At this moment the Israeli government is plowing the crops, in order to destroy them, of Bedouins in the Negev. 500 dunams (120 acres) of Halil al-Zarqan’s lands, of the small village Al-Mazraa in the Eastern Negev are being destroyed this morning by governmental tractors.
Israel does not recognize the traditional ownership of its Bedouin citizens over land in the Negev. Since 1948, Israel has used one method or another to confiscate 98 percent of the lands that were owned and used by the Bedouins prior to the establishment of the State. Now the government is battling its poorest citizens over the last 2 percent of their traditional lands. Instead of negotiations and civil methods, the government is using every means of force available.

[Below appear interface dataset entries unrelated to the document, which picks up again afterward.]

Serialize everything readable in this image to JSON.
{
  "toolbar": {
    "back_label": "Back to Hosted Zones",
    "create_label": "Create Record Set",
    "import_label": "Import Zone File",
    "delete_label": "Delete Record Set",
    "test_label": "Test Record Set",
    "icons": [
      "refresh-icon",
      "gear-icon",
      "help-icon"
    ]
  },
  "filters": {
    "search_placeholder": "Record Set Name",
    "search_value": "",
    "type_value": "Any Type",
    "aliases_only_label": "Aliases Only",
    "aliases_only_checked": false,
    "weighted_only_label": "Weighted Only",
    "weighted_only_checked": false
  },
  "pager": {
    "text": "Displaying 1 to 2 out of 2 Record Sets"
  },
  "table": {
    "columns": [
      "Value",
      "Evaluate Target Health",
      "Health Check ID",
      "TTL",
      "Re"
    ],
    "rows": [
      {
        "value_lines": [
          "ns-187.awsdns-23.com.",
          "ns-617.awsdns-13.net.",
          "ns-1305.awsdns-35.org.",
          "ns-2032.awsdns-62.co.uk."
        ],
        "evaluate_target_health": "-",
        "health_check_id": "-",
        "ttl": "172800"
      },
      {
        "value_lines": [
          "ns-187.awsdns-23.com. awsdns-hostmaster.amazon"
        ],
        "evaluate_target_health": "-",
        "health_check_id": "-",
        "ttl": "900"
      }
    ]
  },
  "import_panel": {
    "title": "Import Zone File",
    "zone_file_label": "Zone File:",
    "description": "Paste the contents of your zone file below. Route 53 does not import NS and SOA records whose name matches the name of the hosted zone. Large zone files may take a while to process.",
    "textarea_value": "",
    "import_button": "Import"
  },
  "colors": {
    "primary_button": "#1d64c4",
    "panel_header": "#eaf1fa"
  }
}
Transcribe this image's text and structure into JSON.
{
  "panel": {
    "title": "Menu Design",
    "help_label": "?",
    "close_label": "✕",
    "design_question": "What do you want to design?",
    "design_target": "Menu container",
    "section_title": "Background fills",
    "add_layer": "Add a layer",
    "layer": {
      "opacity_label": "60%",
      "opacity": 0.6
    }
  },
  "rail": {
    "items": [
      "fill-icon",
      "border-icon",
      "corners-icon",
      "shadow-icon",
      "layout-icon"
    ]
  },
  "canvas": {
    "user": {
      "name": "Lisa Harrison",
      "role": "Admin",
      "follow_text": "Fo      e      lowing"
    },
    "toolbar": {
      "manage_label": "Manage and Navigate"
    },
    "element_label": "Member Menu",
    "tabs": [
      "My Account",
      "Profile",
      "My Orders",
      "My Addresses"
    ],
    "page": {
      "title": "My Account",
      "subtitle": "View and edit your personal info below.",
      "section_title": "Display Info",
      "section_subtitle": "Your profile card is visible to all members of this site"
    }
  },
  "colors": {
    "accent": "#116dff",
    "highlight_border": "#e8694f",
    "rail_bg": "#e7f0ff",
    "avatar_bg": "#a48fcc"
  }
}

As part of this forceful battle with its citizens, Israel has left over 50 percent of the Bedouin citizens in “unrecognized” villages, with no running water, roads, electricity, etc. Part of this battle is preventing the Bedouins from using their traditional lands in any way possible. Halil, and others like him, sow their lands with wheat, praying for rain. Most years the rain in the Eastern Negev will allow the wheat to grow only an inch or two. So the wheat is then used as grazing land. At least maybe it will pay back its cost. This year maybe there was enough rain to actually reap something — to make bread for the family. But the Israeli government made sure this will not happen and plowed before the harvest.
Halil lives in a tin shack. He takes his water containers to the closest water point a couple of kilometers from his home to bring water home to his family. There are no employment opportunities for Halil and his family. He is one of the poorest people in Israel. And the government is now spending money on him — in the destruction of his meager rain-fed desert crop.
Pasture for the Bedouin flocks
The sole income of most of the Bedouins in the unrecognized villages live is livestock ownership. In order to generate any kind of income the Bedouins must take their flocks to graze in the spring — now. This year over 30 percent of the grazing land that the government allowed the Bedouins to use year after year is closed to them. The reason given: the army must have more areas for training and the grazing land is good for this. So thousands of sheep herders are watching as their sheep die of hunger. The government does not see any reason that it is responsible for her (poorest) citizens whose livelihood has just been destroyed.
After months of communications to no avail, with no alternative, these peace-loving shepherds entered the army training area without permission. The Green Patrol, the government’s anti-Bedouin shephard police force, is threatening that this Sunday it will use all force necessary to remove the tens of thousands of sheep out of their traditional grazing area, as is demanded by law.
For more information contact Yeela Raanan, the Regional Council for the Urecognized Villages. 054 7487005 firstname.lastname@example.org
This report was edited for clarity.